(Data for analysis):
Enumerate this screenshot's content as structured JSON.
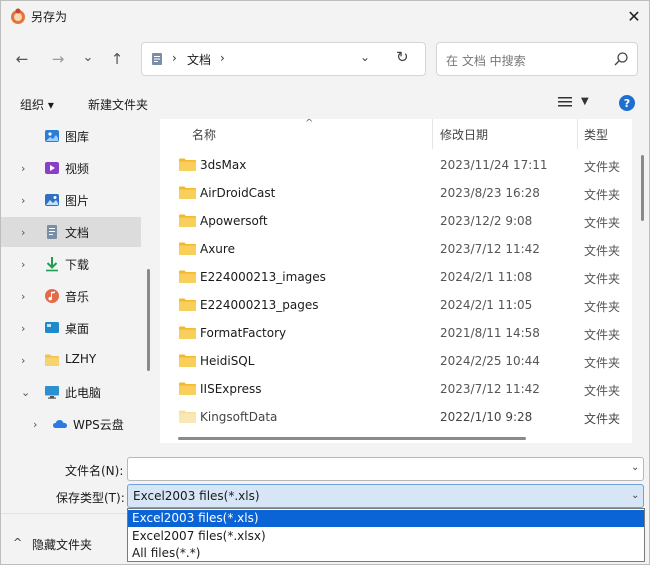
{
  "window": {
    "title": "另存为",
    "close_glyph": "✕"
  },
  "nav": {
    "back_glyph": "←",
    "forward_glyph": "→",
    "recent_glyph": "⌄",
    "up_glyph": "↑"
  },
  "address": {
    "separator": "›",
    "current": "文档",
    "dropdown_glyph": "⌄",
    "refresh_glyph": "↻"
  },
  "search": {
    "placeholder": "在 文档 中搜索"
  },
  "toolbar": {
    "organize": "组织 ▾",
    "new_folder": "新建文件夹",
    "view_dropdown": "▼",
    "help": "?"
  },
  "sidebar": {
    "items": [
      {
        "label": "图库",
        "icon": "gallery-icon",
        "chevron": ""
      },
      {
        "label": "视频",
        "icon": "video-icon",
        "chevron": "›"
      },
      {
        "label": "图片",
        "icon": "pictures-icon",
        "chevron": "›"
      },
      {
        "label": "文档",
        "icon": "documents-icon",
        "chevron": "›"
      },
      {
        "label": "下载",
        "icon": "download-icon",
        "chevron": "›"
      },
      {
        "label": "音乐",
        "icon": "music-icon",
        "chevron": "›"
      },
      {
        "label": "桌面",
        "icon": "desktop-icon",
        "chevron": "›"
      },
      {
        "label": "LZHY",
        "icon": "folder-icon",
        "chevron": "›"
      },
      {
        "label": "此电脑",
        "icon": "computer-icon",
        "chevron": "⌄"
      },
      {
        "label": "WPS云盘",
        "icon": "cloud-icon",
        "chevron": "›"
      }
    ]
  },
  "filelist": {
    "columns": {
      "name": "名称",
      "date": "修改日期",
      "type": "类型"
    },
    "sort_glyph": "^",
    "rows": [
      {
        "name": "3dsMax",
        "date": "2023/11/24 17:11",
        "type": "文件夹"
      },
      {
        "name": "AirDroidCast",
        "date": "2023/8/23 16:28",
        "type": "文件夹"
      },
      {
        "name": "Apowersoft",
        "date": "2023/12/2 9:08",
        "type": "文件夹"
      },
      {
        "name": "Axure",
        "date": "2023/7/12 11:42",
        "type": "文件夹"
      },
      {
        "name": "E224000213_images",
        "date": "2024/2/1 11:08",
        "type": "文件夹"
      },
      {
        "name": "E224000213_pages",
        "date": "2024/2/1 11:05",
        "type": "文件夹"
      },
      {
        "name": "FormatFactory",
        "date": "2021/8/11 14:58",
        "type": "文件夹"
      },
      {
        "name": "HeidiSQL",
        "date": "2024/2/25 10:44",
        "type": "文件夹"
      },
      {
        "name": "IISExpress",
        "date": "2023/7/12 11:42",
        "type": "文件夹"
      },
      {
        "name": "KingsoftData",
        "date": "2022/1/10 9:28",
        "type": "文件夹"
      }
    ]
  },
  "form": {
    "filename_label": "文件名(N):",
    "filename_value": "",
    "filetype_label": "保存类型(T):",
    "filetype_value": "Excel2003 files(*.xls)",
    "dropdown_glyph": "⌄",
    "options": [
      "Excel2003 files(*.xls)",
      "Excel2007 files(*.xlsx)",
      "All files(*.*)"
    ]
  },
  "footer": {
    "chevron": "^",
    "hide_folders": "隐藏文件夹"
  },
  "colors": {
    "accent": "#0a64d6",
    "folder": "#f2c14e",
    "selection": "#d7e6f7"
  }
}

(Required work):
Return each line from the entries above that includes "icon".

(Result of the task):
        "icon": "gallery-icon",
        "icon": "video-icon",
        "icon": "pictures-icon",
        "icon": "documents-icon",
        "icon": "download-icon",
        "icon": "music-icon",
        "icon": "desktop-icon",
        "icon": "folder-icon",
        "icon": "computer-icon",
        "icon": "cloud-icon",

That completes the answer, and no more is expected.